__What to do__. A faithful copy of each record is required, minus the images.

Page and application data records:
☆ ☆ ☆ ☆

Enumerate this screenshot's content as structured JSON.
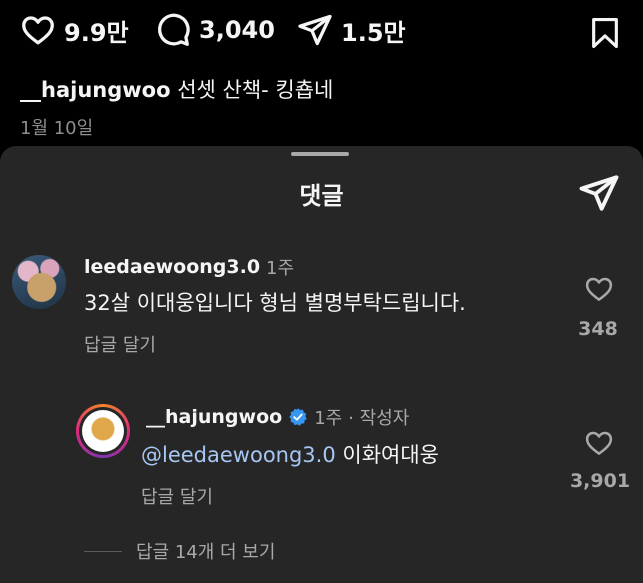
{
  "post": {
    "likes": "9.9만",
    "comments": "3,040",
    "shares": "1.5만",
    "caption_user": "__hajungwoo",
    "caption_text": "선셋 산책- 킹춉네",
    "date": "1월 10일"
  },
  "sheet": {
    "title": "댓글"
  },
  "comments": [
    {
      "username": "leedaewoong3.0",
      "time": "1주",
      "text": "32살 이대웅입니다 형님 별명부탁드립니다.",
      "reply_label": "답글 달기",
      "likes": "348"
    },
    {
      "username": "__hajungwoo",
      "time": "1주",
      "author_tag": "· 작성자",
      "mention": "@leedaewoong3.0",
      "text": " 이화여대웅",
      "reply_label": "답글 달기",
      "likes": "3,901"
    }
  ],
  "more_replies": "답글 14개 더 보기",
  "colors": {
    "background": "#000000",
    "sheet": "#262626",
    "mention": "#a7c7f3",
    "verified": "#3797f0"
  },
  "icons": {
    "like": "heart-icon",
    "comment": "comment-bubble-icon",
    "share": "paper-plane-icon",
    "save": "bookmark-icon",
    "verified": "verified-badge-icon"
  }
}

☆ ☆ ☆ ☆

__Task result__.
Enumerate this screenshot's content as structured JSON.
{
  "post": {
    "likes": "9.9만",
    "comments": "3,040",
    "shares": "1.5만",
    "caption_user": "__hajungwoo",
    "caption_text": "선셋 산책- 킹춉네",
    "date": "1월 10일"
  },
  "sheet": {
    "title": "댓글"
  },
  "comments": [
    {
      "username": "leedaewoong3.0",
      "time": "1주",
      "text": "32살 이대웅입니다 형님 별명부탁드립니다.",
      "reply_label": "답글 달기",
      "likes": "348"
    },
    {
      "username": "__hajungwoo",
      "time": "1주",
      "author_tag": "· 작성자",
      "mention": "@leedaewoong3.0",
      "text": " 이화여대웅",
      "reply_label": "답글 달기",
      "likes": "3,901"
    }
  ],
  "more_replies": "답글 14개 더 보기",
  "colors": {
    "background": "#000000",
    "sheet": "#262626",
    "mention": "#a7c7f3",
    "verified": "#3797f0"
  },
  "icons": {
    "like": "heart-icon",
    "comment": "comment-bubble-icon",
    "share": "paper-plane-icon",
    "save": "bookmark-icon",
    "verified": "verified-badge-icon"
  }
}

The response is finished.